Output all the data exactly. Pictures do not belong in the copy.

Segment Open

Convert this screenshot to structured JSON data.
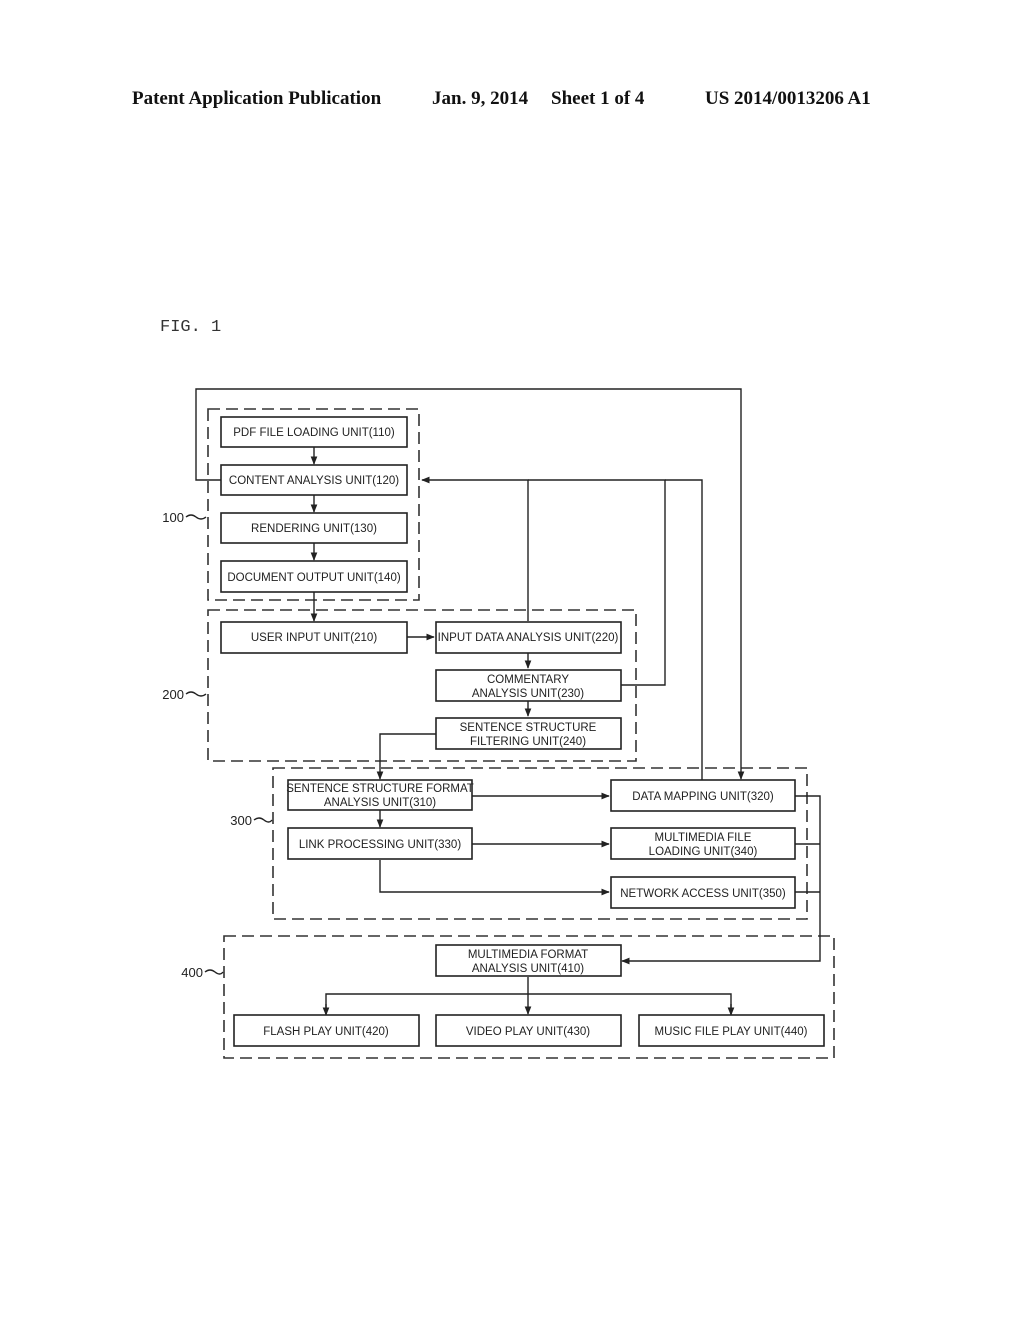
{
  "header": {
    "publication": "Patent Application Publication",
    "date": "Jan. 9, 2014",
    "sheet": "Sheet 1 of 4",
    "number": "US 2014/0013206 A1"
  },
  "figure": {
    "label": "FIG. 1"
  },
  "groups": [
    {
      "id": "g100",
      "ref": "100"
    },
    {
      "id": "g200",
      "ref": "200"
    },
    {
      "id": "g300",
      "ref": "300"
    },
    {
      "id": "g400",
      "ref": "400"
    }
  ],
  "units": {
    "u110": [
      "PDF FILE LOADING UNIT(110)"
    ],
    "u120": [
      "CONTENT ANALYSIS UNIT(120)"
    ],
    "u130": [
      "RENDERING UNIT(130)"
    ],
    "u140": [
      "DOCUMENT OUTPUT UNIT(140)"
    ],
    "u210": [
      "USER INPUT UNIT(210)"
    ],
    "u220": [
      "INPUT DATA ANALYSIS UNIT(220)"
    ],
    "u230": [
      "COMMENTARY",
      "ANALYSIS UNIT(230)"
    ],
    "u240": [
      "SENTENCE STRUCTURE",
      "FILTERING UNIT(240)"
    ],
    "u310": [
      "SENTENCE STRUCTURE FORMAT",
      "ANALYSIS UNIT(310)"
    ],
    "u320": [
      "DATA MAPPING UNIT(320)"
    ],
    "u330": [
      "LINK PROCESSING UNIT(330)"
    ],
    "u340": [
      "MULTIMEDIA FILE",
      "LOADING UNIT(340)"
    ],
    "u350": [
      "NETWORK ACCESS UNIT(350)"
    ],
    "u410": [
      "MULTIMEDIA FORMAT",
      "ANALYSIS UNIT(410)"
    ],
    "u420": [
      "FLASH PLAY UNIT(420)"
    ],
    "u430": [
      "VIDEO PLAY UNIT(430)"
    ],
    "u440": [
      "MUSIC FILE PLAY UNIT(440)"
    ]
  }
}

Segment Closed

=== Result for this task ===
Convert this screenshot to structured JSON data.
{
  "header": {
    "publication": "Patent Application Publication",
    "date": "Jan. 9, 2014",
    "sheet": "Sheet 1 of 4",
    "number": "US 2014/0013206 A1"
  },
  "figure": {
    "label": "FIG. 1"
  },
  "groups": [
    {
      "id": "g100",
      "ref": "100"
    },
    {
      "id": "g200",
      "ref": "200"
    },
    {
      "id": "g300",
      "ref": "300"
    },
    {
      "id": "g400",
      "ref": "400"
    }
  ],
  "units": {
    "u110": [
      "PDF FILE LOADING UNIT(110)"
    ],
    "u120": [
      "CONTENT ANALYSIS UNIT(120)"
    ],
    "u130": [
      "RENDERING UNIT(130)"
    ],
    "u140": [
      "DOCUMENT OUTPUT UNIT(140)"
    ],
    "u210": [
      "USER INPUT UNIT(210)"
    ],
    "u220": [
      "INPUT DATA ANALYSIS UNIT(220)"
    ],
    "u230": [
      "COMMENTARY",
      "ANALYSIS UNIT(230)"
    ],
    "u240": [
      "SENTENCE STRUCTURE",
      "FILTERING UNIT(240)"
    ],
    "u310": [
      "SENTENCE STRUCTURE FORMAT",
      "ANALYSIS UNIT(310)"
    ],
    "u320": [
      "DATA MAPPING UNIT(320)"
    ],
    "u330": [
      "LINK PROCESSING UNIT(330)"
    ],
    "u340": [
      "MULTIMEDIA FILE",
      "LOADING UNIT(340)"
    ],
    "u350": [
      "NETWORK ACCESS UNIT(350)"
    ],
    "u410": [
      "MULTIMEDIA FORMAT",
      "ANALYSIS UNIT(410)"
    ],
    "u420": [
      "FLASH PLAY UNIT(420)"
    ],
    "u430": [
      "VIDEO PLAY UNIT(430)"
    ],
    "u440": [
      "MUSIC FILE PLAY UNIT(440)"
    ]
  }
}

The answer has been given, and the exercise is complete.